  5. ^ Sarah_Haskins, Current TV. Retrieved January 29, 2009.
  6. ^ Bassist, Elissa (7 June 2010). "The Rumpus Funny Interview With Sarah Haskins". Retrieved 24 November 2012.
  7. ^ Baldwin, Sam (12 June 2009). "MoJo Interview: Comedian Sarah Haskins". Mother Jones. Retrieved 24 November 2012.
  8. ^ a b Dodai Stewart (2010-01-25). ""I Murdered A Screenwriter & Slept My Way To The Top": Getting Frank & Funny With Sarah Haskins". Retrieved 2012-02-21.
  9. ^ Heintz, Kurt. "Sarah Haskins on Pregnancy and the Apocalypse". Podcast. The Paper Machete. Retrieved 24 November 2012.
  10. ^ "Sarah Haskins: Comedian: Utne Reader visionary". November–December 2009. Retrieved 24 November 2012.
  11. ^ Reihani, Sara (30 March 2010). "Sarah Haskins Update!". Retrieved 24 November 2012.
  12. ^ "Dilf Full Movie". Full-length movies. IMDb. Retrieved 24 November 2012.
  13. ^ "The Cat Whisperer, Ep. 2". The Cat Whisperer. Julie Klausner. Retrieved 24 November 2012.
  14. ^ How to Be Sexy on YouTube
  15. ^ "Trophy Wife: Season 1". Rotten Tomatoes. Flixster, Inc. Retrieved 24 July 2015.
  16. ^ Andreeva, Nellie (7 September 2012). "ABC Gives Pilot Order to Comedy 'Trophy Wife'". Deadline Hollywood. Retrieved 24 November 2012.

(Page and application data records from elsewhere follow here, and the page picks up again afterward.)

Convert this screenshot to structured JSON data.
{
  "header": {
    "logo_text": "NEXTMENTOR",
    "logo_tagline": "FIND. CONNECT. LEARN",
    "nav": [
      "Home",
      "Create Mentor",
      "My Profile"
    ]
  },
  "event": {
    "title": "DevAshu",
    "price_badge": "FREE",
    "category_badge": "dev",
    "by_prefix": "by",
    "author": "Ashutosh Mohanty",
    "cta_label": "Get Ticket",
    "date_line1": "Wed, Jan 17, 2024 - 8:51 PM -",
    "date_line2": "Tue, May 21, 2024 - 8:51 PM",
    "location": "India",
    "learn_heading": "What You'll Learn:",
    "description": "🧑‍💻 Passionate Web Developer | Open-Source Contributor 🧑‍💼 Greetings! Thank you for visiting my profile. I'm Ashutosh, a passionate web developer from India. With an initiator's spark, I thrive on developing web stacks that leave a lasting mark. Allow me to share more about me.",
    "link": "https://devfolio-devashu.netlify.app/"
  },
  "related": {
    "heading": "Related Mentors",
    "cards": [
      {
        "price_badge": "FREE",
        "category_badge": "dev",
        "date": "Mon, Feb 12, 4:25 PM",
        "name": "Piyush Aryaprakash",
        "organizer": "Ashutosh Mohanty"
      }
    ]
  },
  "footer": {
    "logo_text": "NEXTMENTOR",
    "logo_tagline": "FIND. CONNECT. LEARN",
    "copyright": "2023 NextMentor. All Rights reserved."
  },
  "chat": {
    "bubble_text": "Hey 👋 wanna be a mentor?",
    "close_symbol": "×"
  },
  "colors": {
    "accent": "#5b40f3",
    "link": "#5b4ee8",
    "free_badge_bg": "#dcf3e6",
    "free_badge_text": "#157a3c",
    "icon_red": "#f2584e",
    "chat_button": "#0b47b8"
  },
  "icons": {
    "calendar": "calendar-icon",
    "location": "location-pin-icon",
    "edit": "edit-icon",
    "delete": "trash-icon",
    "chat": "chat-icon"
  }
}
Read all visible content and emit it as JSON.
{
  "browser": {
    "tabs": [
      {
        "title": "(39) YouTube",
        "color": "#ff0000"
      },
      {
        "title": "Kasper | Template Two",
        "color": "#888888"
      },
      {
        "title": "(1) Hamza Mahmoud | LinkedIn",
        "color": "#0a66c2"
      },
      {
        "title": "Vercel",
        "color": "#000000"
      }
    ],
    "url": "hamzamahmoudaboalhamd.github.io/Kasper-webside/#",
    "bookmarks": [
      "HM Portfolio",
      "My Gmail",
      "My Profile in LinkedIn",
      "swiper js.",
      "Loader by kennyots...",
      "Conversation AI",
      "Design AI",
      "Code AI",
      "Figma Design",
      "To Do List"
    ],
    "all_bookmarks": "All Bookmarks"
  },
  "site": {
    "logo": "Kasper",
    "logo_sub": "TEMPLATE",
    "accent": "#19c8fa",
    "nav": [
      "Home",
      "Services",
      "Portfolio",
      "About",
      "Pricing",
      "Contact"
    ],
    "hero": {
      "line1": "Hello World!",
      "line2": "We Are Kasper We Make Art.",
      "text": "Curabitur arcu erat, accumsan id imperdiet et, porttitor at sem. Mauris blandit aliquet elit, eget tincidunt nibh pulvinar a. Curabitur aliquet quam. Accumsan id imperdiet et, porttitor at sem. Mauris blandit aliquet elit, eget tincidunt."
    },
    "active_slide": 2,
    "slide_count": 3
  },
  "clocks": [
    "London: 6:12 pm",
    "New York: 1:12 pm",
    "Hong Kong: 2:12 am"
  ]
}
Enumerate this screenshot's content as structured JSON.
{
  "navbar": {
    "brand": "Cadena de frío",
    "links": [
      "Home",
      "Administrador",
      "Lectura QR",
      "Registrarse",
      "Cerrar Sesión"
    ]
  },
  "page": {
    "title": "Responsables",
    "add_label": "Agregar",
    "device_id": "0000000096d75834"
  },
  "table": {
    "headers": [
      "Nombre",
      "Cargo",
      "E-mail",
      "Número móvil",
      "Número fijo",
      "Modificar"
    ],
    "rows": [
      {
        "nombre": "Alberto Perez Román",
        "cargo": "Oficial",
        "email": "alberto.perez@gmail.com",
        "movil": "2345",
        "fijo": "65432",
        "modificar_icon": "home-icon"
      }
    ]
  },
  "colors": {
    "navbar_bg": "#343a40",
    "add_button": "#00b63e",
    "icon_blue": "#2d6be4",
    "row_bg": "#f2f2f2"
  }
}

  17. ^ Villarreal, Yvonne (8 May 2014). "ABC renews 'The Middle,' cancels 'Trophy Wife'". LA Times. Retrieved 12 May 2014.
  18. ^ Biography for Sarah Haskins on IMDb
  19. ^ Sarah Haskins [@sarah_haskins] (17 December 2010). "@Tambone If I haven't delivered by next week, I'm just going to come and give birth at the show if that's ok by you" (Tweet). Retrieved 24 November 2012 – via Twitter.
  20. ^ Sarah Haskins [@sarah_haskins] (31 December 2010). "you are too sweet. Now come visit la and babysit already" (Tweet). Retrieved 24 November 2012 – via Twitter.

External linksEdit